Nine days prior to Milk’s death, more than 900 followers of Jim Jones—many of them campaign workers for Milk—perished in the most ghastly set of murder-suicides in modern history. Before the congregants of the Peoples Temple drank Jim Jones’s deadly Kool-Aid, Harvey Milk and much of San Francisco’s ruling class had already figuratively imbibed. Milk occasionally spoke at Jones’s San Francisco–based headquarters, promoted Jones through his newspaper columns, and defended the Peoples Temple from its growing legion of critics. Jones provided conscripted “volunteers” for Milk’s campaigns to distribute leaflets by the tens of thousands. Milk returned the favor by abusing his position of public trust on behalf of Jones’s criminal endeavors.

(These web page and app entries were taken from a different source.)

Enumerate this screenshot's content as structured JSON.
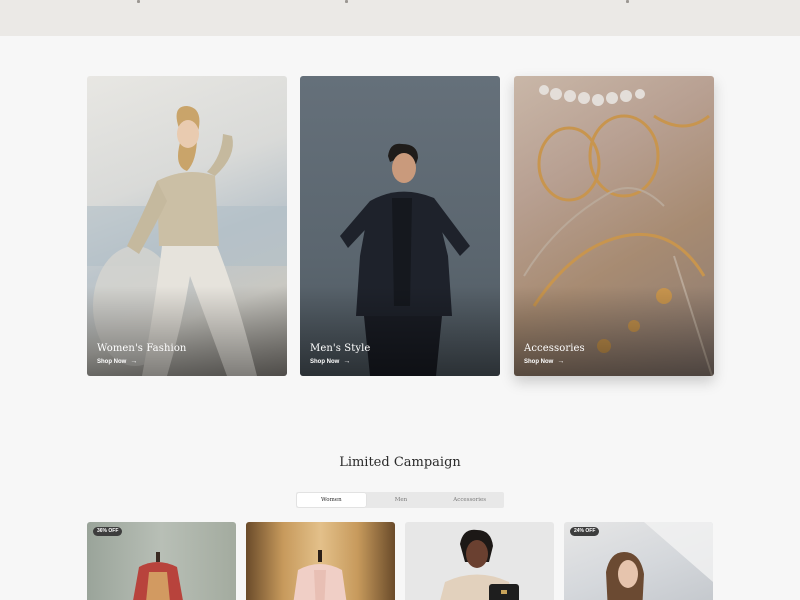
{
  "categories": [
    {
      "title": "Women's Fashion",
      "cta": "Shop Now",
      "cta_icon": "arrow-right-icon"
    },
    {
      "title": "Men's Style",
      "cta": "Shop Now",
      "cta_icon": "arrow-right-icon"
    },
    {
      "title": "Accessories",
      "cta": "Shop Now",
      "cta_icon": "arrow-right-icon"
    }
  ],
  "campaign": {
    "title": "Limited Campaign",
    "tabs": [
      "Women",
      "Men",
      "Accessories"
    ],
    "active_tab": "Women",
    "products": [
      {
        "badge": "36% OFF"
      },
      {
        "badge": ""
      },
      {
        "badge": ""
      },
      {
        "badge": "24% OFF"
      }
    ]
  }
}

“Rev. Jones is widely known in the minority communities here and elsewhere as a man of the highest character, who has undertaken constructive remedies for social problems which have been amazing in their scope and effectiveness,” Supervisor Milk wrote President Jimmy Carter seven months before the Jonestown carnage. The purpose of Milk’s letter was to aid and abet his powerful supporter’s abduction of a six-year-old boy. Milk’s missive to the president prophetically continued: “Not only is the life of a child at stake, who currently has loving and protective parents in the Rev. and Mrs. Jones, but our official relations with Guyana could stand to be jeopardized, to the potentially great embarrassment of our State Department.” John Stoen, the boy whose actual parents Milk libeled to the president as purveyors of “bold-faced lies” and blackmail attempts, perished at Jonestown. This, the only remarkable episode in Milk’s brief tenure on the San Francisco board of supervisors, is swept under the rug by his hagiographers.

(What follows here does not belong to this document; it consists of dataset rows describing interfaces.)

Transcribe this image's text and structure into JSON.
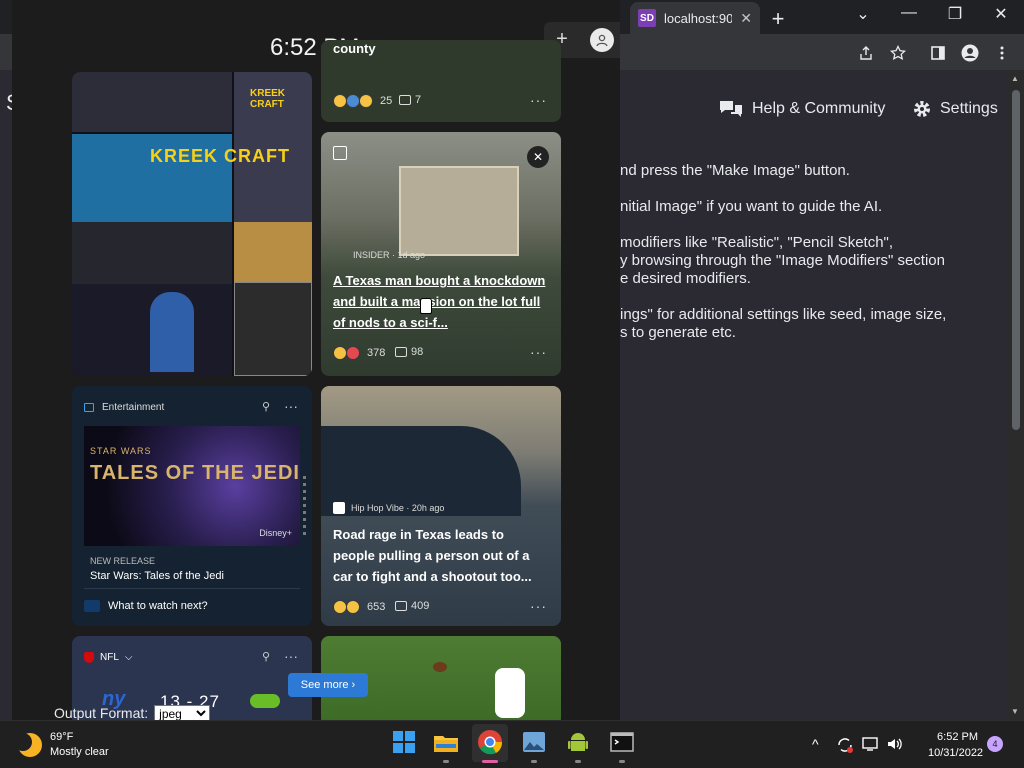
{
  "browser": {
    "tab": {
      "favicon": "SD",
      "title": "localhost:90",
      "close": "✕"
    },
    "new_tab": "+",
    "window_controls": [
      "⌄",
      "—",
      "❐",
      "✕"
    ],
    "toolbar_icons": [
      "share-icon",
      "star-icon",
      "sidebar-icon",
      "profile-icon",
      "menu-icon"
    ]
  },
  "app": {
    "left_cut_letter": "S",
    "nav": {
      "help": "Help & Community",
      "settings": "Settings"
    },
    "help_lines": [
      "nd press the \"Make Image\" button.",
      "nitial Image\" if you want to guide the AI.",
      " modifiers like \"Realistic\", \"Pencil Sketch\",",
      "y browsing through the \"Image Modifiers\" section",
      "e desired modifiers.",
      "ings\" for additional settings like seed, image size,",
      "s to generate etc."
    ],
    "output_format": {
      "label": "Output Format:",
      "value": "jpeg"
    }
  },
  "widgets": {
    "clock": "6:52 PM",
    "plus": "+",
    "collage": {
      "brand": "KREEK CRAFT",
      "brand_small": "KREEK CRAFT"
    },
    "top_card": {
      "tail": "county",
      "reactions": "25",
      "comments": "7",
      "more": "···"
    },
    "mansion_card": {
      "source": "INSIDER · 1d ago",
      "headline": "A Texas man bought a knockdown and built a mansion on the lot full of nods to a sci-f...",
      "reactions": "378",
      "comments": "98",
      "more": "···",
      "close": "✕"
    },
    "entertainment_card": {
      "category": "Entertainment",
      "pin": "⚲",
      "more": "···",
      "img_sub": "STAR WARS",
      "img_title": "TALES OF THE JEDI",
      "img_brand": "Disney+",
      "tag": "NEW RELEASE",
      "title": "Star Wars: Tales of the Jedi",
      "footer": "What to watch next?"
    },
    "road_card": {
      "source": "Hip Hop Vibe · 20h ago",
      "headline": "Road rage in Texas leads to people pulling a person out of a car to fight and a shootout too...",
      "reactions": "653",
      "comments": "409",
      "more": "···"
    },
    "nfl_card": {
      "label": "NFL",
      "chevron": "⌵",
      "pin": "⚲",
      "more": "···",
      "team1": "ny",
      "score": "13 - 27"
    },
    "see_more": "See more ›"
  },
  "taskbar": {
    "weather": {
      "temp": "69°F",
      "condition": "Mostly clear"
    },
    "apps": [
      "windows-start-icon",
      "file-explorer-icon",
      "chrome-icon",
      "photos-icon",
      "android-icon",
      "terminal-icon"
    ],
    "tray": {
      "chevron": "^",
      "time": "6:52 PM",
      "date": "10/31/2022",
      "badge": "4"
    }
  }
}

Sean Penn’s Harvey Milk is as real as Toby Maguire’s Spider-Man. Who has time for the sordid details of purportedly staged hate crimes and boosterism of America’s most prolific mass murderer when there is a gay Martin Luther King to be mythologized? Even the fervent atheist Milk understood the need for patron saints. When confronted by a jaded supporter over his fabricated tale that the Navy had booted him out because of his sex life, Milk responded: “Symbols. Symbols. Symbols.” He understood his movement better than his movement did. When the facts didn’t fit the script, both Milk and his present-day admirers adjusted the facts. As the elected sponsors of Harvey Milk Day realize, Californians are more likely to remember the celluloid hero they saw depicted by Sean Penn earlier this year than the obscure city official who walked largely unnoticed in their midst three decades ago.
The advocates of a Harvey Milk Day know box office. They don’t know the real Harvey Milk.